I cannot speak to New Jersey state law, or New York’s, but in most states, contract rules are interpreted strictly. It will be interesting if the employer can stretch “Fox News” big enough to include the CEO of Fox News.

Coach Briles has been sued along with Baylor University. Various female plaintiffs allege the school did not protect them from sexual assaults. The lawsuit is based on Title IX which requires equal facilities for female students.  This week, Coach Briles filed a motion asking to be dismissed from the lawsuit. Among the reasons why he argues he should be dismissed are:

  • that the time limit for filing a Title IX lawsuit has passed. One of the plaintiffs was attacked by a football player in 2012, but suit was not filed until 2016;
  • under Title IX, a person cannot be sued in his own personal capacity;
  • Claims that Coach Briles was warned that a player was a sexual predator are based on hearsay;
  • under Texas law, a person cannot be held liable for the criminal acts of another. A person is not required to protect another person from criminal acts.

Legally, these may be good reasons for one defendant to be dismissed from a lawsuit. The time limit issue is problematic for the plaintiffs. But, we do not know the names of the other plaintiffs. We do not know if they have more timely claims against Baylor and Coach Briles. See San Antonio Express News report.

But, in the court of public opinion, Coach Briles will lose when he claims he had no responsibility to protect female students from sexual predators on his football team. Right or wrong, we expect a football coach at a major public university to have a good bit of control over his players. And, every female student who has ever attended a U.S. university came with some minimal expectation that no coach would knowingly allow a football player to prey on female students. In filing motions like that, one expects that Coach Briles does not intend to seek future jobs as a coach. Who would hire a coach who claims publicly that he has no duty to protect some students from his players?

Gretchen Carlson has filed suit against Fox News and Roger Ailes for sex discrimination.
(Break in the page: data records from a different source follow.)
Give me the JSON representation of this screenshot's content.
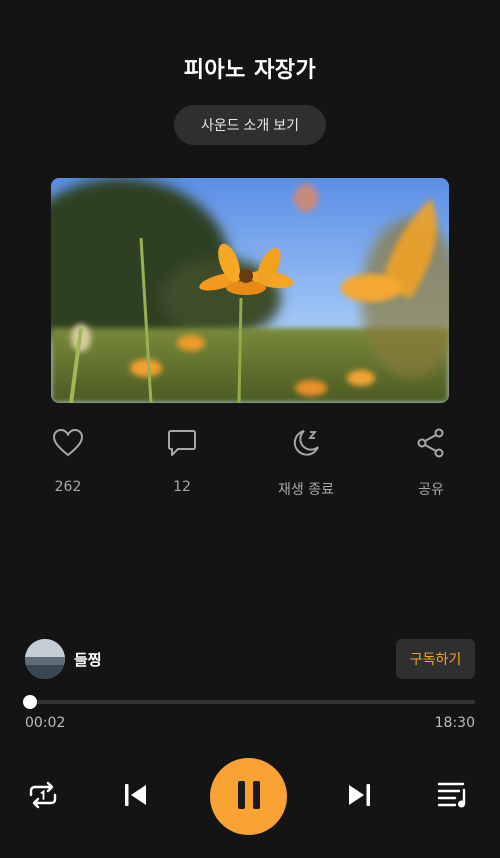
{
  "header": {
    "title": "피아노 자장가"
  },
  "intro_button": {
    "label": "사운드 소개 보기"
  },
  "actions": [
    {
      "icon": "heart-icon",
      "label": "262"
    },
    {
      "icon": "comment-icon",
      "label": "12"
    },
    {
      "icon": "moon-sleep-icon",
      "label": "재생 종료"
    },
    {
      "icon": "share-icon",
      "label": "공유"
    }
  ],
  "channel": {
    "name": "들찡",
    "subscribe_label": "구독하기"
  },
  "player": {
    "current_time": "00:02",
    "total_time": "18:30",
    "progress": 0.002
  },
  "colors": {
    "accent": "#f8a234",
    "background": "#141414"
  }
}
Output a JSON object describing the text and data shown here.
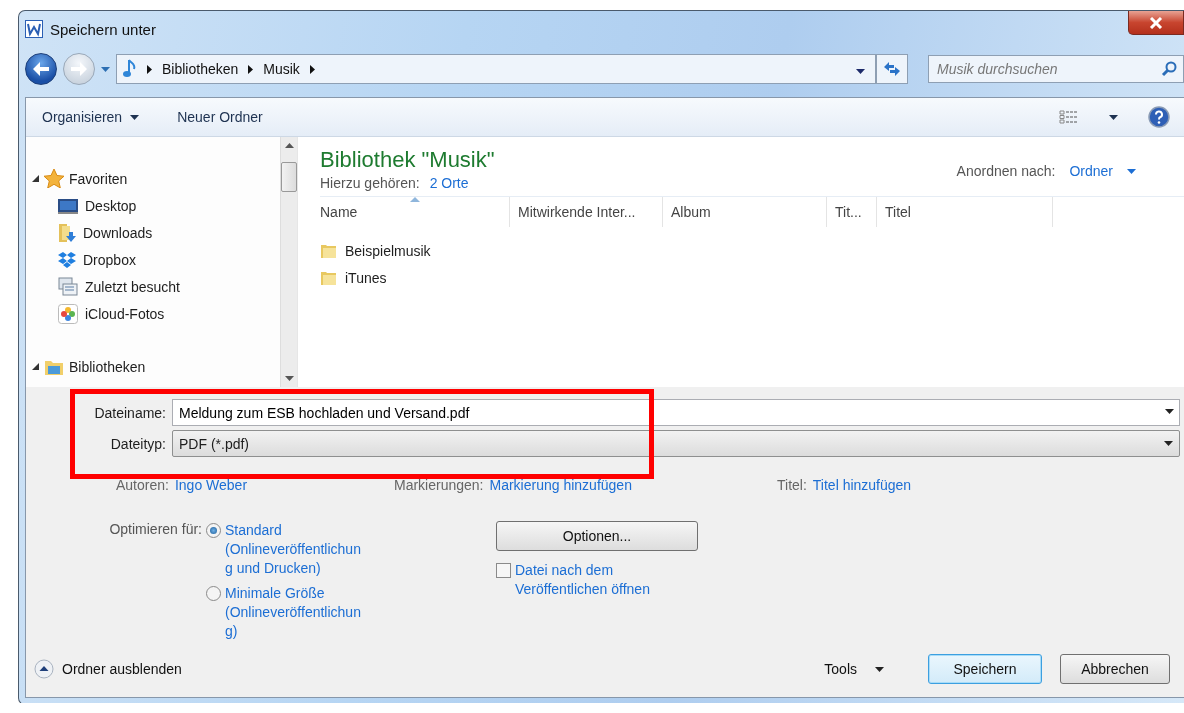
{
  "window": {
    "title": "Speichern unter"
  },
  "address": {
    "breadcrumbs": [
      "Bibliotheken",
      "Musik"
    ]
  },
  "search": {
    "placeholder": "Musik durchsuchen"
  },
  "toolbar": {
    "items": [
      {
        "label": "Organisieren",
        "kind": "menu"
      },
      {
        "label": "Neuer Ordner",
        "kind": "button"
      }
    ]
  },
  "sidebar": {
    "groups": [
      {
        "label": "Favoriten",
        "kind": "favorites",
        "expanded": true,
        "children": [
          {
            "label": "Desktop",
            "kind": "desktop"
          },
          {
            "label": "Downloads",
            "kind": "downloads"
          },
          {
            "label": "Dropbox",
            "kind": "dropbox"
          },
          {
            "label": "Zuletzt besucht",
            "kind": "recent"
          },
          {
            "label": "iCloud-Fotos",
            "kind": "photos"
          }
        ]
      },
      {
        "label": "Bibliotheken",
        "kind": "libraries",
        "expanded": true
      }
    ]
  },
  "library": {
    "title": "Bibliothek \"Musik\"",
    "subtitle": "Hierzu gehören:",
    "locations": "2 Orte",
    "arrange_label": "Anordnen nach:",
    "arrange_value": "Ordner"
  },
  "table": {
    "columns": [
      {
        "label": "Name",
        "sorted": true
      },
      {
        "label": "Mitwirkende Inter...",
        "sorted": false
      },
      {
        "label": "Album",
        "sorted": false
      },
      {
        "label": "Tit...",
        "sorted": false
      },
      {
        "label": "Titel",
        "sorted": false
      }
    ],
    "rows": [
      {
        "name": "Beispielmusik"
      },
      {
        "name": "iTunes"
      }
    ]
  },
  "form": {
    "filename": {
      "label": "Dateiname:",
      "value": "Meldung zum ESB hochladen und Versand.pdf"
    },
    "filetype": {
      "label": "Dateityp:",
      "value": "PDF (*.pdf)"
    },
    "meta": [
      {
        "label": "Autoren:",
        "value": "Ingo Weber"
      },
      {
        "label": "Markierungen:",
        "value": "Markierung hinzufügen"
      },
      {
        "label": "Titel:",
        "value": "Titel hinzufügen"
      }
    ],
    "optimize_label": "Optimieren für:",
    "optimize_options": [
      {
        "label": "Standard (Onlineveröffentlichung und Drucken)",
        "selected": true
      },
      {
        "label": "Minimale Größe (Onlineveröffentlichung)",
        "selected": false
      }
    ],
    "options_button": "Optionen...",
    "open_after": {
      "label": "Datei nach dem Veröffentlichen öffnen",
      "checked": false
    }
  },
  "footer": {
    "hide_folders": "Ordner ausblenden",
    "tools": "Tools",
    "buttons": [
      {
        "label": "Speichern",
        "default": true
      },
      {
        "label": "Abbrechen",
        "default": false
      }
    ]
  }
}
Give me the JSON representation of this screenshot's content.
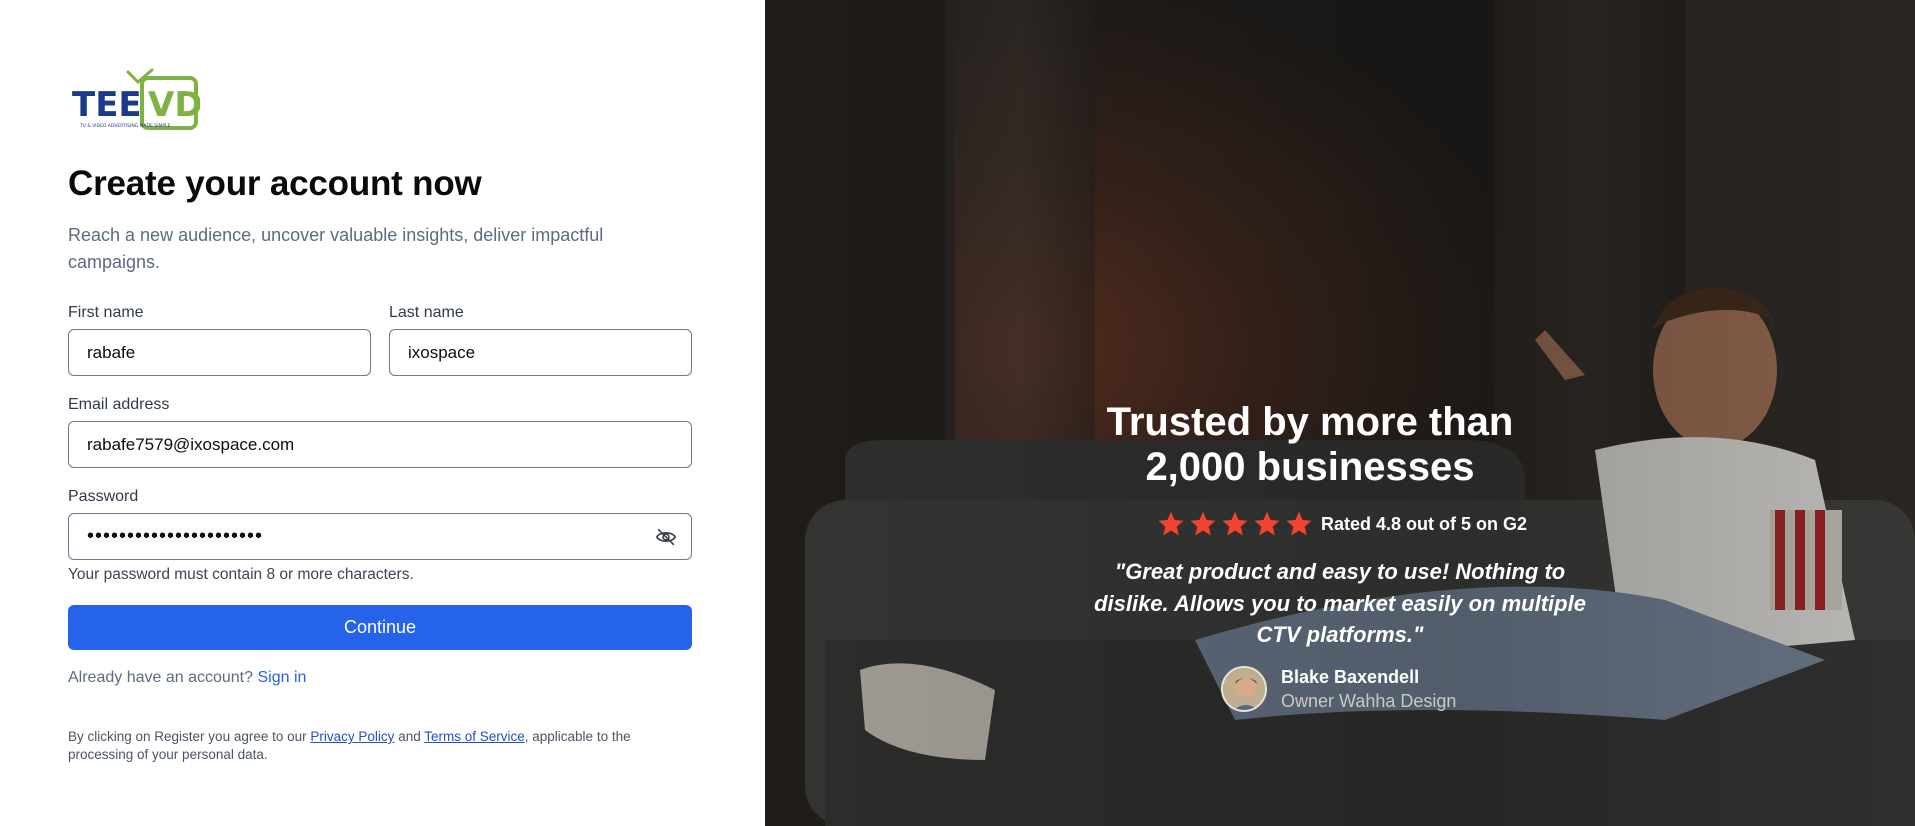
{
  "brand": {
    "logo_text": "TEEVD",
    "logo_tagline": "TV & VIDEO ADVERTISING MADE SIMPLE"
  },
  "form": {
    "title": "Create your account now",
    "subtitle": "Reach a new audience, uncover valuable insights, deliver impactful campaigns.",
    "first_name": {
      "label": "First name",
      "value": "rabafe"
    },
    "last_name": {
      "label": "Last name",
      "value": "ixospace"
    },
    "email": {
      "label": "Email address",
      "value": "rabafe7579@ixospace.com"
    },
    "password": {
      "label": "Password",
      "value": "••••••••••••••••••••••",
      "hint": "Your password must contain 8 or more characters."
    },
    "continue_label": "Continue",
    "signin_prompt": "Already have an account?",
    "signin_link": "Sign in",
    "legal_prefix": "By clicking on Register you agree to our",
    "privacy_link": "Privacy Policy",
    "legal_and": "and",
    "terms_link": "Terms of Service",
    "legal_suffix": ", applicable to the processing of your personal data."
  },
  "testimonial": {
    "headline_line1": "Trusted by more than",
    "headline_line2": "2,000 businesses",
    "stars": 5,
    "rating_text": "Rated 4.8 out of 5 on G2",
    "quote": "\"Great product and easy to use! Nothing to dislike. Allows you to market easily on multiple CTV platforms.\"",
    "author_name": "Blake Baxendell",
    "author_role": "Owner Wahha Design"
  },
  "colors": {
    "primary": "#2563eb",
    "star": "#f0442f",
    "logo_blue": "#1b3a8c",
    "logo_green": "#7cb342"
  }
}
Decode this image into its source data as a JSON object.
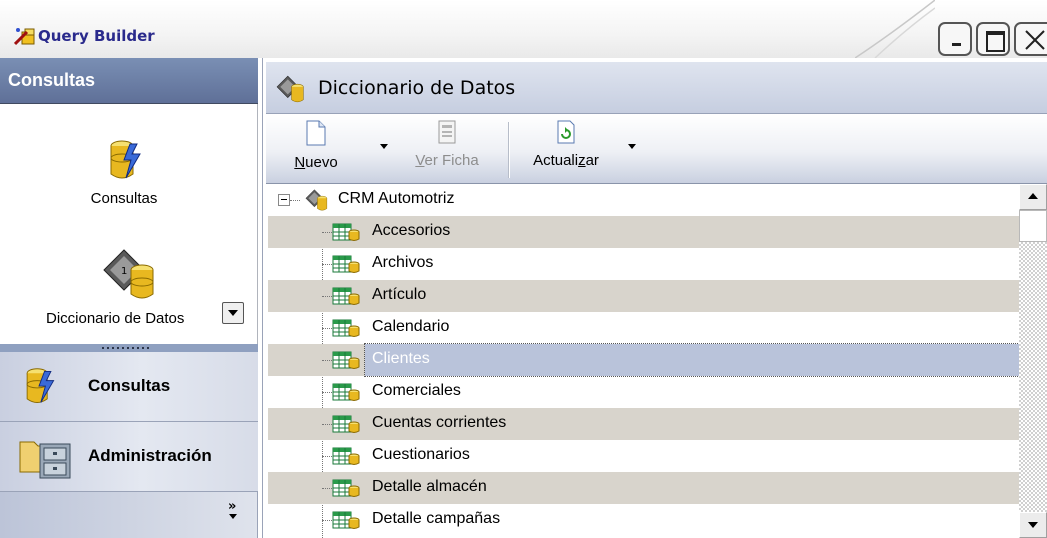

Ms. Carlson was Miss America in 1989 and is attractive. In her lawsuit, she accuses Mr. Ailes of ogling her, repeatedly commenting about her legs, and once told her she was sexy but “too much hard work.” Nine months ago, he told her she should have had a sexual relationship with him long ago. Things would have been better for her, he assured, if she had. Mr. Ailes is 76 years old. Ms. Carlson is 50.

As the suit points out, Ms. Carlson anchored her own show until a few weeks ago. She was demoted three years ago from a position as host of the morning show when she complained about sexual harassment. She had apparently complained about one of her co-workers, Steve Doocy, who, she said, condescended toward her and treated her in a sexist way. She should, said Mr. Ailes at the time, learn to get along with “the boys.” Mr. Ailes also accused her at the time of being a “man hater.” See CBS news report. I bet Fox’ lawyer really cringes over that last statement.

An employer should not say things like that. The chief executive officer should not bring sex or gender into a discussion when someone complains about sex harassment. That should be a basic principle for avoiding lawsuits. Sex harassment is subjective. It is hard to show. Mr. Ailes gained nothing by making comments suggesting she was not “one of the boys.” If Fox did not then conduct some sort of investigation about her complaints, it will start out in this lawsuit with a deficit. Sex harassment is hard to prove. Retaliation is much easier. At least so far, Ms. Carlson’s case looks pretty good.